■ Exercise:
Give every line from the entries that contains "user".
[Start of section]
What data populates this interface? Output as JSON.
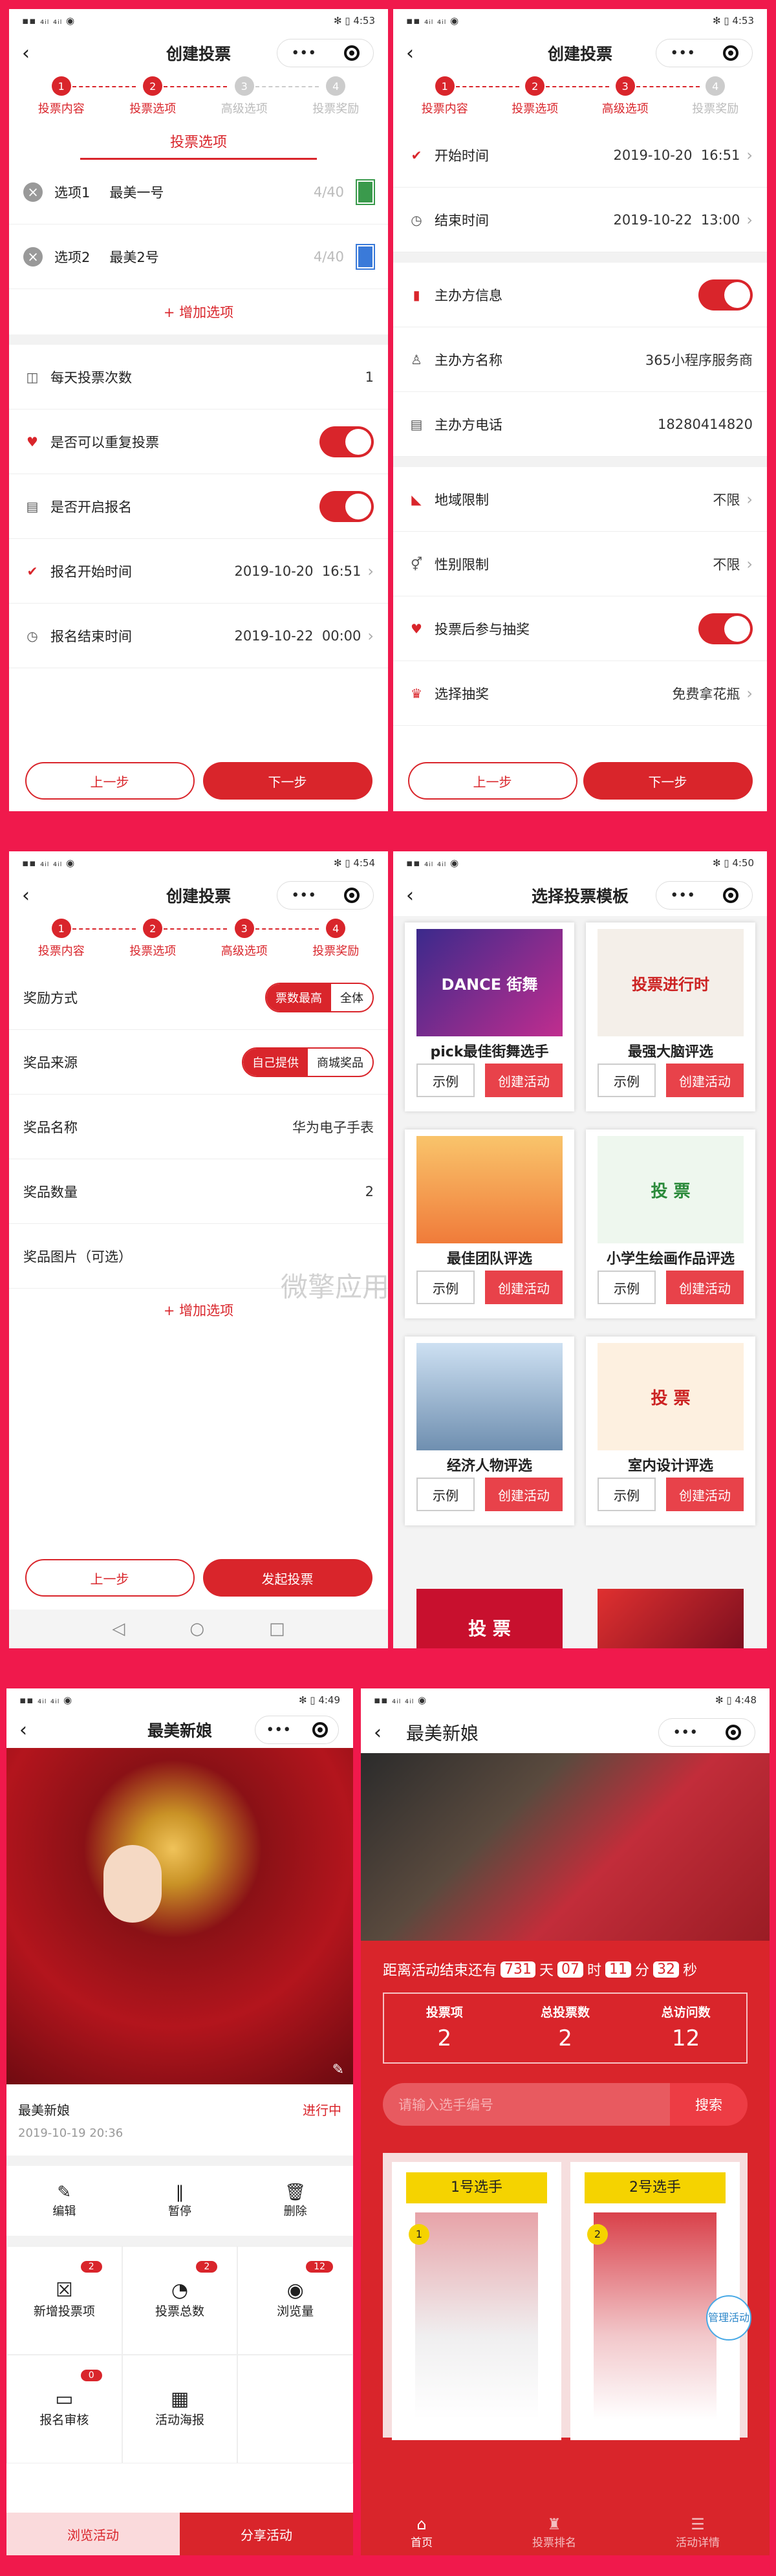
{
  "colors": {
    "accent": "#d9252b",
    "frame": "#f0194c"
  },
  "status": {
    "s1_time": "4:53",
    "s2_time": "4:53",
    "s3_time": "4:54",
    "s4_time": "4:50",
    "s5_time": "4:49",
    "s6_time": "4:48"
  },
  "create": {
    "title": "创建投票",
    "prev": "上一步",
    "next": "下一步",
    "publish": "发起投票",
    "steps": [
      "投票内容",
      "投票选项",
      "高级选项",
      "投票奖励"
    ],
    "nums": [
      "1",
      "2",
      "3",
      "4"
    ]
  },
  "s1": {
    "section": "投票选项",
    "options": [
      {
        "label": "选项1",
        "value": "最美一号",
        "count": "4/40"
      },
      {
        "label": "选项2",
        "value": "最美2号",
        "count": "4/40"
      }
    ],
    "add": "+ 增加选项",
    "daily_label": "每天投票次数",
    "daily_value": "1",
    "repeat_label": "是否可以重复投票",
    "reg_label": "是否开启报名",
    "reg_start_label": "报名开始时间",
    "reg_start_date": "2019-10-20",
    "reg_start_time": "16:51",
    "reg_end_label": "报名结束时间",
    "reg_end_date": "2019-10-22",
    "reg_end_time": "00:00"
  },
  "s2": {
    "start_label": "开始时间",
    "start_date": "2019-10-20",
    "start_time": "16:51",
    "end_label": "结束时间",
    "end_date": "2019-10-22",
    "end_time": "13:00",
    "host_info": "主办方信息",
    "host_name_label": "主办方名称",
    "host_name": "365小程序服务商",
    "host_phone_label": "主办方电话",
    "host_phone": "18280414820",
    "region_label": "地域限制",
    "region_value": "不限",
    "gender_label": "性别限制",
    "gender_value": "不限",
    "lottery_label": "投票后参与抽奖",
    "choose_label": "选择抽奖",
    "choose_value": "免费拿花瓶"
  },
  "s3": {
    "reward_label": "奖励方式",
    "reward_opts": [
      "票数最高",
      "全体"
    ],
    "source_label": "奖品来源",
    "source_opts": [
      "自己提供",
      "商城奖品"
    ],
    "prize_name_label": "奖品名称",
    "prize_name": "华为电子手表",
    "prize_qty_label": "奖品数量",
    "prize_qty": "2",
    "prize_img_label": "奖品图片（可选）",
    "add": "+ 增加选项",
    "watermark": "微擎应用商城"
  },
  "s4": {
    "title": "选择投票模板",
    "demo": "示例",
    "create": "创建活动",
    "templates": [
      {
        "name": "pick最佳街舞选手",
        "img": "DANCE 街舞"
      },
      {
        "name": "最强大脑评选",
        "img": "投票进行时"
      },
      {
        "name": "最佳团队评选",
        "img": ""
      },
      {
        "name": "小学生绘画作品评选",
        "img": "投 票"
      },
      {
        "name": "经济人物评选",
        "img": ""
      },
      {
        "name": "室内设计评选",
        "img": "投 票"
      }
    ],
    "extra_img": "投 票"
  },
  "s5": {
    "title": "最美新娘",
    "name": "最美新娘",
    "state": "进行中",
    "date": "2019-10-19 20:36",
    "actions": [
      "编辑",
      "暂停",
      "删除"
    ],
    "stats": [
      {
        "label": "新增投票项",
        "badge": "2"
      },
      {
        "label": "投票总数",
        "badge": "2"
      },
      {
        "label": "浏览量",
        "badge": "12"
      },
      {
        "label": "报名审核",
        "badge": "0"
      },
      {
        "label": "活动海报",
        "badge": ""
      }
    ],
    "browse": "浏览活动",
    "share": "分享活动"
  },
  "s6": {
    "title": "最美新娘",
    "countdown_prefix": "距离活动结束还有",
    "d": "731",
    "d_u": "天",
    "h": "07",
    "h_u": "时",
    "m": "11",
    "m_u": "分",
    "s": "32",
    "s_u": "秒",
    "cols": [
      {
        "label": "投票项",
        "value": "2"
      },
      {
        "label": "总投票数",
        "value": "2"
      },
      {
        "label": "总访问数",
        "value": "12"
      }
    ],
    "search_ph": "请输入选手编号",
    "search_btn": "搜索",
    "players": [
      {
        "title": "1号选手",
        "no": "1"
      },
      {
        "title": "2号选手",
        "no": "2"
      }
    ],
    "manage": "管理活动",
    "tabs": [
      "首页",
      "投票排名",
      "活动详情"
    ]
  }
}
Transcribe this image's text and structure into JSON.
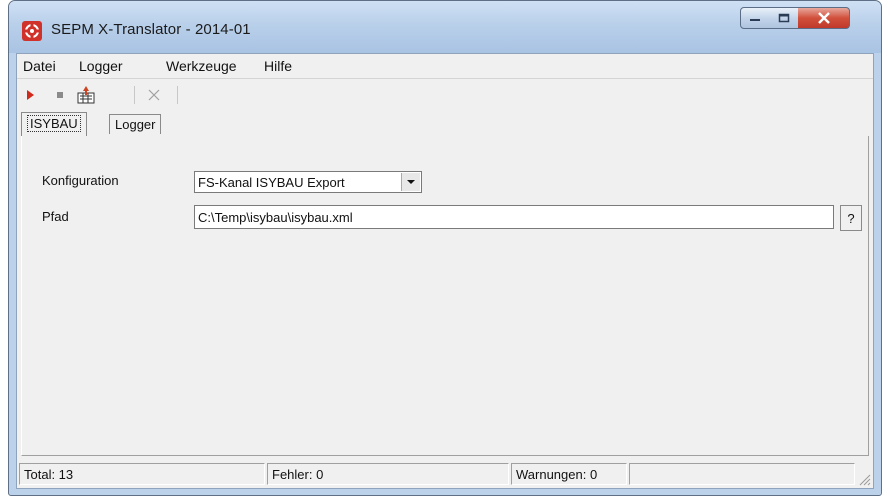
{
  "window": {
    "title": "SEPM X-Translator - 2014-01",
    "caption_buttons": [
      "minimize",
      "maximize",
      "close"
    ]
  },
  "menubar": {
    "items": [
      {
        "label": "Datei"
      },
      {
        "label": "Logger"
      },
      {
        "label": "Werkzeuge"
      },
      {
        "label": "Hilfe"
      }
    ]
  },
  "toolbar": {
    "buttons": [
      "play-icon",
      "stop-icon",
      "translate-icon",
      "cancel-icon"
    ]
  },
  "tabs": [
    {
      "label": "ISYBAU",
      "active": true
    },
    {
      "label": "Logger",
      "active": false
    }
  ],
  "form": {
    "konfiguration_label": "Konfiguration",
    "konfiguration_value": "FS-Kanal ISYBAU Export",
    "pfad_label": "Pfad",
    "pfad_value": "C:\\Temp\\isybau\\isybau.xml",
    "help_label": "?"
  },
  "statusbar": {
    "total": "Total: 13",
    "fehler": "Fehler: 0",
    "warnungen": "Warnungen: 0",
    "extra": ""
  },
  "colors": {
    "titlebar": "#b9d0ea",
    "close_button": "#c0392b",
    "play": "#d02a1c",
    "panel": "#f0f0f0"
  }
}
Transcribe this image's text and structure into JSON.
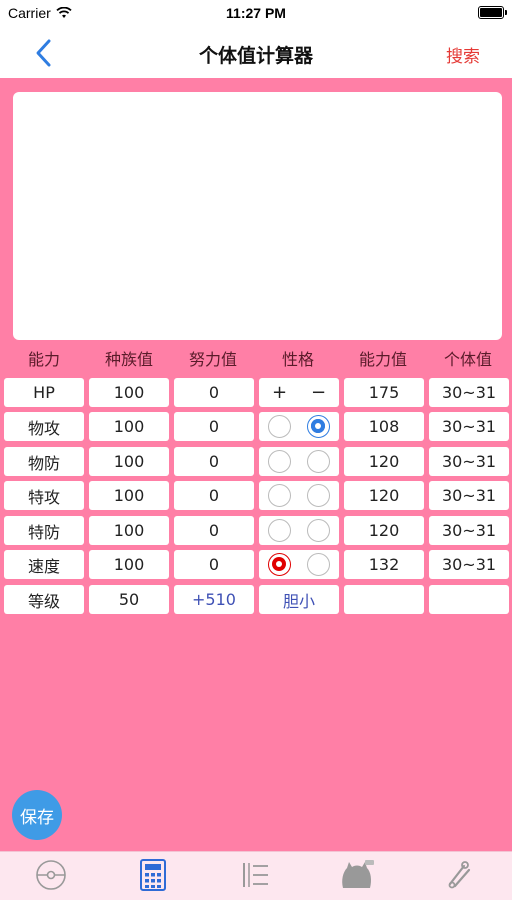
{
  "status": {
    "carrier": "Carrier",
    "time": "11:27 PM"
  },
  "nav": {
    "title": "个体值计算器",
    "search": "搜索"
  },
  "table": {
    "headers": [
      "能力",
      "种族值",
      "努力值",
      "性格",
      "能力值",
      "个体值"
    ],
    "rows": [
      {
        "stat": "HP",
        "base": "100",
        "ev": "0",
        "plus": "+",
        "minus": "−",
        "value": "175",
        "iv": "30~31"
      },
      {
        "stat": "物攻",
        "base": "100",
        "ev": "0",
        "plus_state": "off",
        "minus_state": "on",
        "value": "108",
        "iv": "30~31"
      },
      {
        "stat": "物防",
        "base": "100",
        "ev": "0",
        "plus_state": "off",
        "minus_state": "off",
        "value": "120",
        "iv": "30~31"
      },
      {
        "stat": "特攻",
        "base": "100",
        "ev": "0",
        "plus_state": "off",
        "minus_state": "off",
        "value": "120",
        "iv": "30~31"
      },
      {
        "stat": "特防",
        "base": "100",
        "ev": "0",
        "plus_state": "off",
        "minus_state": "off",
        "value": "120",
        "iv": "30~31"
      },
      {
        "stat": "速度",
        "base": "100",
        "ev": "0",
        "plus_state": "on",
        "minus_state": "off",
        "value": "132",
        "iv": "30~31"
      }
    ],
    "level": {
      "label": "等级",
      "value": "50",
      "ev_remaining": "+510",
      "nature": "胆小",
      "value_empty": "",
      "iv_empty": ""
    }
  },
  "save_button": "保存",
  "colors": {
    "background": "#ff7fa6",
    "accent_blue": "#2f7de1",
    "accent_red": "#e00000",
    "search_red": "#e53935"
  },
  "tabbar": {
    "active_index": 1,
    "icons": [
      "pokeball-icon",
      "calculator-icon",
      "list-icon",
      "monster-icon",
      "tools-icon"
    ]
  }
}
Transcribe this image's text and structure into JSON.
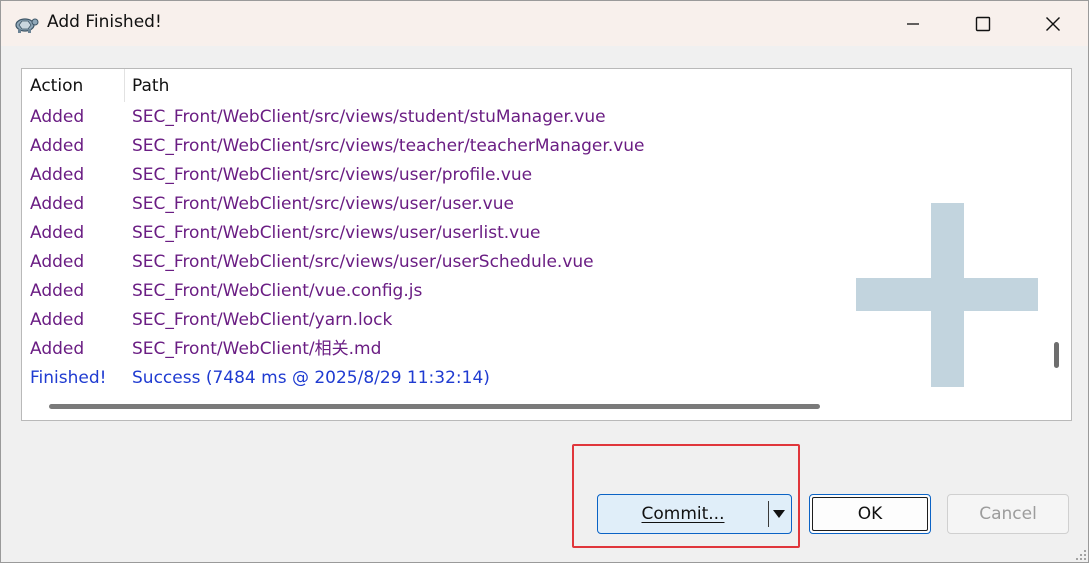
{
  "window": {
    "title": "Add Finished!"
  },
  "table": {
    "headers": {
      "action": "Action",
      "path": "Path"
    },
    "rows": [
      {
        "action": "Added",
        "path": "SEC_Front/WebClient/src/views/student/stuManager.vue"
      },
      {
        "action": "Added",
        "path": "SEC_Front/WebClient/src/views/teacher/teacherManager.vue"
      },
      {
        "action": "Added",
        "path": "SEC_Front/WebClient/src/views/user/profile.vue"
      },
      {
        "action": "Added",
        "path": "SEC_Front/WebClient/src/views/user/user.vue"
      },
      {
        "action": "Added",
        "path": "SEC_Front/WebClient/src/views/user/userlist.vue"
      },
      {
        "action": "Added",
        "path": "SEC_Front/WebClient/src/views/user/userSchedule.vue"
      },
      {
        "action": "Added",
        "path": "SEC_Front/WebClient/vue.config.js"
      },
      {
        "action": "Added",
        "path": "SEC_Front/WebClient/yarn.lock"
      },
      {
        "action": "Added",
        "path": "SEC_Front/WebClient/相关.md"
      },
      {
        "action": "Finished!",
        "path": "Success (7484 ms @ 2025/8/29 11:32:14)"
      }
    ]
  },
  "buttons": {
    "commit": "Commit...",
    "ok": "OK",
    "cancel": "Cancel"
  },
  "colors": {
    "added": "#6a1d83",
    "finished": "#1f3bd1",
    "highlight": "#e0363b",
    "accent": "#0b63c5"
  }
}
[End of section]
■ Response for this exercise:
        "path": "SEC_Front/WebClient/src/views/user/profile.vue"
        "path": "SEC_Front/WebClient/src/views/user/user.vue"
        "path": "SEC_Front/WebClient/src/views/user/userlist.vue"
        "path": "SEC_Front/WebClient/src/views/user/userSchedule.vue"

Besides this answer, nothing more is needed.